─── DATASET RECORDS ───

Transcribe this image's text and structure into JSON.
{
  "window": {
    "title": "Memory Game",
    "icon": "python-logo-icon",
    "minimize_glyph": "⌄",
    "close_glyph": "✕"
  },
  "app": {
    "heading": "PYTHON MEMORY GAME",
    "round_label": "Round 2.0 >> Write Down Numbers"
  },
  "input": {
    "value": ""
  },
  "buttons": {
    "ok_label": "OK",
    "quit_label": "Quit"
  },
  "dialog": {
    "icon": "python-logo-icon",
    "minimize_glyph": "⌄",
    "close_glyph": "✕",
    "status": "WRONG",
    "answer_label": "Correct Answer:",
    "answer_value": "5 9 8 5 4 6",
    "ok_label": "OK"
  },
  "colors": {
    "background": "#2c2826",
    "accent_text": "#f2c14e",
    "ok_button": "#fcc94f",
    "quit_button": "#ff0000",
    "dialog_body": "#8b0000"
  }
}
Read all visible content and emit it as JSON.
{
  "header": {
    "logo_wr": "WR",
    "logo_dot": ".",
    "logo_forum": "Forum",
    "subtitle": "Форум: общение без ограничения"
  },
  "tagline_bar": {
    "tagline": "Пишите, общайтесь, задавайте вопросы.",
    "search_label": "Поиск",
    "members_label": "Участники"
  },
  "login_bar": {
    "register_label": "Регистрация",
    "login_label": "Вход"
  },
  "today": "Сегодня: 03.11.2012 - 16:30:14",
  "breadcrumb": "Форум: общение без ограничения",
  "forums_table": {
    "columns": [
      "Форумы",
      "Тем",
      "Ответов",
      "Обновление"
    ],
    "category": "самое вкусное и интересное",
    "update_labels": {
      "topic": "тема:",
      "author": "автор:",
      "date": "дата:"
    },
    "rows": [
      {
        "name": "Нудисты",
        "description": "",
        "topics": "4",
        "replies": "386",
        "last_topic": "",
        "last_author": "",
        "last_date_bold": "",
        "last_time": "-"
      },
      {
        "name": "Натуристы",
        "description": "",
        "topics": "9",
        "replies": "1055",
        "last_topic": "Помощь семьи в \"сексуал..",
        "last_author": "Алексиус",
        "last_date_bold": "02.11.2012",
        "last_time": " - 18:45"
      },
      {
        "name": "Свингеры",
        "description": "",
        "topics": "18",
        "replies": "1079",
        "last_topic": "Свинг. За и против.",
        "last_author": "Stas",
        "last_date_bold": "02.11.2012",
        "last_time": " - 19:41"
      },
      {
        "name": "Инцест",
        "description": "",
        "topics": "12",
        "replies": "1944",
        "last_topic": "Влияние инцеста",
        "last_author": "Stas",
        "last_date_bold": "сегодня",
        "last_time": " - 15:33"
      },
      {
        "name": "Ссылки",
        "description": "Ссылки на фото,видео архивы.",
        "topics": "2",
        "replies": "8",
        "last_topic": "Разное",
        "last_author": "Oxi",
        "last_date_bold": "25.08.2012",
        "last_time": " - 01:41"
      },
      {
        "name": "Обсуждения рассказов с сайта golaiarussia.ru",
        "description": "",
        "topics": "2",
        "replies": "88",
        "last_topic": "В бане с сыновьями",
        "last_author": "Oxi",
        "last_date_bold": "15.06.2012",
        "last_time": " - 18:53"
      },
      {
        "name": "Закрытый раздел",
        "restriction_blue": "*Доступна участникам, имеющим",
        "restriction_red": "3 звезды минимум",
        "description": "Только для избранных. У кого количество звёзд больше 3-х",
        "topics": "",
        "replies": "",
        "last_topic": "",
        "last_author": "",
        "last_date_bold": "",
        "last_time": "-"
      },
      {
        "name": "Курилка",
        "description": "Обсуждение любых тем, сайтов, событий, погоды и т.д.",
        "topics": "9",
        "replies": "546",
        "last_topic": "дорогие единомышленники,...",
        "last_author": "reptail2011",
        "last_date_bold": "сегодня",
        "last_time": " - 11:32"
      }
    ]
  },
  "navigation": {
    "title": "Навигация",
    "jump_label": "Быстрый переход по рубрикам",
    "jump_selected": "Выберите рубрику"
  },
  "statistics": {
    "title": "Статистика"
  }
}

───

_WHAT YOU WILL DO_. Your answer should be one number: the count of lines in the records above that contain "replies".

_SOLUTION TO THE EXERCISE_. 8